Required work:
For the data below, report only the number of lines containing the string "years".

Given information:
-- Opening Marker --

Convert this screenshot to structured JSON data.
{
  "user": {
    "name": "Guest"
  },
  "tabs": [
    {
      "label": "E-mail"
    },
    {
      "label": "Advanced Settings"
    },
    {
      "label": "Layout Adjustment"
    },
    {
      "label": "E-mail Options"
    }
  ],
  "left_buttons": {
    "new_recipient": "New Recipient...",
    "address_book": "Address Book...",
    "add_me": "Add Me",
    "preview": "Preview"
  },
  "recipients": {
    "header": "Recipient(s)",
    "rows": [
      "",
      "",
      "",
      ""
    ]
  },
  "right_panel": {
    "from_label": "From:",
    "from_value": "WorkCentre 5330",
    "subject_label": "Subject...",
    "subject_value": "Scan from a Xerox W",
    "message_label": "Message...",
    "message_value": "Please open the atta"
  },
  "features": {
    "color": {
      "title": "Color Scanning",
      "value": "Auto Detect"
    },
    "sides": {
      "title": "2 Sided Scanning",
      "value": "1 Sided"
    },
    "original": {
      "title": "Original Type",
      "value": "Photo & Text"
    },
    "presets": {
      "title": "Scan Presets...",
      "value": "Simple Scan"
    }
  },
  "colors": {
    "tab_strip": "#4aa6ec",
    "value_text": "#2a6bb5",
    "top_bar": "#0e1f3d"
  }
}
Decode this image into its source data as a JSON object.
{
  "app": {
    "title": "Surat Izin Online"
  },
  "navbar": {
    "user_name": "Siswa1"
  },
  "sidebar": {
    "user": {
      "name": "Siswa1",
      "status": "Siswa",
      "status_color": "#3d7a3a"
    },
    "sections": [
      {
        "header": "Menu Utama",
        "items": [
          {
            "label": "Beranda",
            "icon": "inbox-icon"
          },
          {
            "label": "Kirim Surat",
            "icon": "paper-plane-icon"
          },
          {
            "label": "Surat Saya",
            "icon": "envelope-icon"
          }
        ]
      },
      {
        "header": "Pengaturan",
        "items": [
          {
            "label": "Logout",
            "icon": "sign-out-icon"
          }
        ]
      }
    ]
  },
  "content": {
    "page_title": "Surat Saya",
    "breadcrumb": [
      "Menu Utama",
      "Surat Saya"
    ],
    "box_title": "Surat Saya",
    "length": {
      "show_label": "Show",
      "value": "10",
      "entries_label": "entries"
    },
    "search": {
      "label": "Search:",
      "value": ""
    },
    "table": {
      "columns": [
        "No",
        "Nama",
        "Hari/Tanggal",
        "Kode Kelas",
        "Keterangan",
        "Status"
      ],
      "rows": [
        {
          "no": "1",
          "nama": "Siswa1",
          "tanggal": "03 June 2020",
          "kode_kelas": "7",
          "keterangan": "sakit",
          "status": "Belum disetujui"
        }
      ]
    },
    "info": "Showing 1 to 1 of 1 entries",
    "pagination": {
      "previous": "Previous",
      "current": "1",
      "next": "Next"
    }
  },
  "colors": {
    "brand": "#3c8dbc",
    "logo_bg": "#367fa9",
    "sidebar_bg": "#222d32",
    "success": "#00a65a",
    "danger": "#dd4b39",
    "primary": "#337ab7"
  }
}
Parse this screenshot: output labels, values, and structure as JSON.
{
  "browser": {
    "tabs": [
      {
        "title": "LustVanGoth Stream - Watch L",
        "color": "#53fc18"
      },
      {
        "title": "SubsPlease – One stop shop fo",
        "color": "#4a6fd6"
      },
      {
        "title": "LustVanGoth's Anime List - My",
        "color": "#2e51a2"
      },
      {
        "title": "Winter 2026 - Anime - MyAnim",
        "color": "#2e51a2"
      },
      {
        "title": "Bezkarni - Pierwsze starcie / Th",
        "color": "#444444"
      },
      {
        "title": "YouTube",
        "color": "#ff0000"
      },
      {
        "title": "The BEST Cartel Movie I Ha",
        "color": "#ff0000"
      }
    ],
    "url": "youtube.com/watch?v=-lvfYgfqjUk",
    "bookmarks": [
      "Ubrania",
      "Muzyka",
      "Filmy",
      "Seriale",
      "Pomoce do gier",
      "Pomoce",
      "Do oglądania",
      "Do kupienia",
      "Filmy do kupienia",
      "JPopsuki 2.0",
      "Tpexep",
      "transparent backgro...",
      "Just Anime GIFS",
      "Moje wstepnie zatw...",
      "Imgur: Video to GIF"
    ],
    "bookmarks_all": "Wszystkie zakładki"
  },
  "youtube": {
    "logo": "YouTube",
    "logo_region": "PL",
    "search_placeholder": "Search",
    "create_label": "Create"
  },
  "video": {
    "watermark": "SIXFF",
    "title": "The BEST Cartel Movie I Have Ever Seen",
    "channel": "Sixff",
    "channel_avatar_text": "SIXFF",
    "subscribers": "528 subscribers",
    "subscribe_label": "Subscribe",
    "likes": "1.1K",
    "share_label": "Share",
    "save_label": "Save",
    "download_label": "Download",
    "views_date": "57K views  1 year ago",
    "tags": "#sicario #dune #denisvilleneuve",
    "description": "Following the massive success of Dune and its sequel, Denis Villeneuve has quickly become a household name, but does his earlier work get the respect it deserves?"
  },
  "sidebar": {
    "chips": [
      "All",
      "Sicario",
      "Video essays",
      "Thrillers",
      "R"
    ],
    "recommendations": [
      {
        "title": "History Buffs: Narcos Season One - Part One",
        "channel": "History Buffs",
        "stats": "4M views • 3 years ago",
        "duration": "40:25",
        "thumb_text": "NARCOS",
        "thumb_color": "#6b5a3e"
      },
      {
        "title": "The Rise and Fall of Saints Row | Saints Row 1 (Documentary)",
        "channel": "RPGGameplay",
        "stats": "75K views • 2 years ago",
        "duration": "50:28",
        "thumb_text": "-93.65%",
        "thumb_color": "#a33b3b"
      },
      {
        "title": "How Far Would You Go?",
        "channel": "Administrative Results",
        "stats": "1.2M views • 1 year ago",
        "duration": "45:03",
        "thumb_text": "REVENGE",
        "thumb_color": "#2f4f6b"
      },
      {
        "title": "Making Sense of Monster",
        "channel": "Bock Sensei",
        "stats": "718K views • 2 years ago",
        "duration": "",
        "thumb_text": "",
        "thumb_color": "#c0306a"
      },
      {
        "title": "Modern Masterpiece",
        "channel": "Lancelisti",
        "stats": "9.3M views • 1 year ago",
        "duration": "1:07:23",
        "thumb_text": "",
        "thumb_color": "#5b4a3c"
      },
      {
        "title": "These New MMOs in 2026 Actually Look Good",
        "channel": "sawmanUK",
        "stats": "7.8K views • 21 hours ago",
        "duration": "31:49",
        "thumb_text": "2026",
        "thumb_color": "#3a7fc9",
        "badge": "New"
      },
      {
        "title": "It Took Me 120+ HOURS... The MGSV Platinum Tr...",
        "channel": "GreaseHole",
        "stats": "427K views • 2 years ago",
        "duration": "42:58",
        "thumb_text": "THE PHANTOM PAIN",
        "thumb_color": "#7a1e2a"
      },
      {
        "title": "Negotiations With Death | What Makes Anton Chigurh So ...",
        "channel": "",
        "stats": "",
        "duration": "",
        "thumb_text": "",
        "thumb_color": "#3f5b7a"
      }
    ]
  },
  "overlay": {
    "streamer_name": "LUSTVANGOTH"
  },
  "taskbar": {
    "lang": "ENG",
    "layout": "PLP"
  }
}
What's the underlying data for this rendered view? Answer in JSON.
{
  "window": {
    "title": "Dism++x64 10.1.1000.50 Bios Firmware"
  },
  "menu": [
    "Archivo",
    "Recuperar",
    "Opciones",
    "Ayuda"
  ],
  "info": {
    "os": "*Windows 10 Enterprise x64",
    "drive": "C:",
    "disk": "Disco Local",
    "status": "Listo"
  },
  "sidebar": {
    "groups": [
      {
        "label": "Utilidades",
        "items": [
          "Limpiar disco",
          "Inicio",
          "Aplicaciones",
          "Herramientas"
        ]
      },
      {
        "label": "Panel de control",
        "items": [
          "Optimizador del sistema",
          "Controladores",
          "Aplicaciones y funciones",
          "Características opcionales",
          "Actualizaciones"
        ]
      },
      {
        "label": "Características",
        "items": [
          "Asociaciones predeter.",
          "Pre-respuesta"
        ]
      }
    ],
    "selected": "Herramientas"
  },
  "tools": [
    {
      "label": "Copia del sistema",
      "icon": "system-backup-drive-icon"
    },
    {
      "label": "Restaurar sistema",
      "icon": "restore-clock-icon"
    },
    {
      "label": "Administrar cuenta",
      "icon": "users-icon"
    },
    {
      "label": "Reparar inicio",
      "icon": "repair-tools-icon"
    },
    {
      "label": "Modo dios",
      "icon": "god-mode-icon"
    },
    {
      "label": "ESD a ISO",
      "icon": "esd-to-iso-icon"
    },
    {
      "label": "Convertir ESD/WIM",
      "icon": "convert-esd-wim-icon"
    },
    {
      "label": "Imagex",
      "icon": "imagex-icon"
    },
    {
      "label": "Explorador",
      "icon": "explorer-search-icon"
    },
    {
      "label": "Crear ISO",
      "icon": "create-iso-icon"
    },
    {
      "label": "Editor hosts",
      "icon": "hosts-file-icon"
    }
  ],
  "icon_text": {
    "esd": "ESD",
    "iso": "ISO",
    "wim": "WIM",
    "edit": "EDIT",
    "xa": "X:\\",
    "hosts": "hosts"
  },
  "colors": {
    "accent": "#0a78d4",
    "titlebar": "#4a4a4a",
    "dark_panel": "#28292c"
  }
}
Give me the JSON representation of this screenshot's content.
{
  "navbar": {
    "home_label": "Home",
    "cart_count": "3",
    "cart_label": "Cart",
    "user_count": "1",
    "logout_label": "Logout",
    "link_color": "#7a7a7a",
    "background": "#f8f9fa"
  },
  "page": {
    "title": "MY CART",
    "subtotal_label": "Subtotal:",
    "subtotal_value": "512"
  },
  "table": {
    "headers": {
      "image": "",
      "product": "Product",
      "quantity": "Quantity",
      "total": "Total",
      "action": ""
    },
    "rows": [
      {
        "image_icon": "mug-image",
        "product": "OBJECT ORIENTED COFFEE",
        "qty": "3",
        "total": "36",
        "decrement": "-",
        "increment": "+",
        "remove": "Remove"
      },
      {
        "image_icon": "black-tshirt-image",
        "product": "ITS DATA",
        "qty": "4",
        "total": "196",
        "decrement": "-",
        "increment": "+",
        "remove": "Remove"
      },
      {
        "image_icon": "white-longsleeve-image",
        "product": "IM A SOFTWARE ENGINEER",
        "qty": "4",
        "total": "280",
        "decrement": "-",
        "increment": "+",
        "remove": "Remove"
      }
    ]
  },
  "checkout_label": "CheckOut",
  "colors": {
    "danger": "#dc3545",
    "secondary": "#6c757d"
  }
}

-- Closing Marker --

Response:
4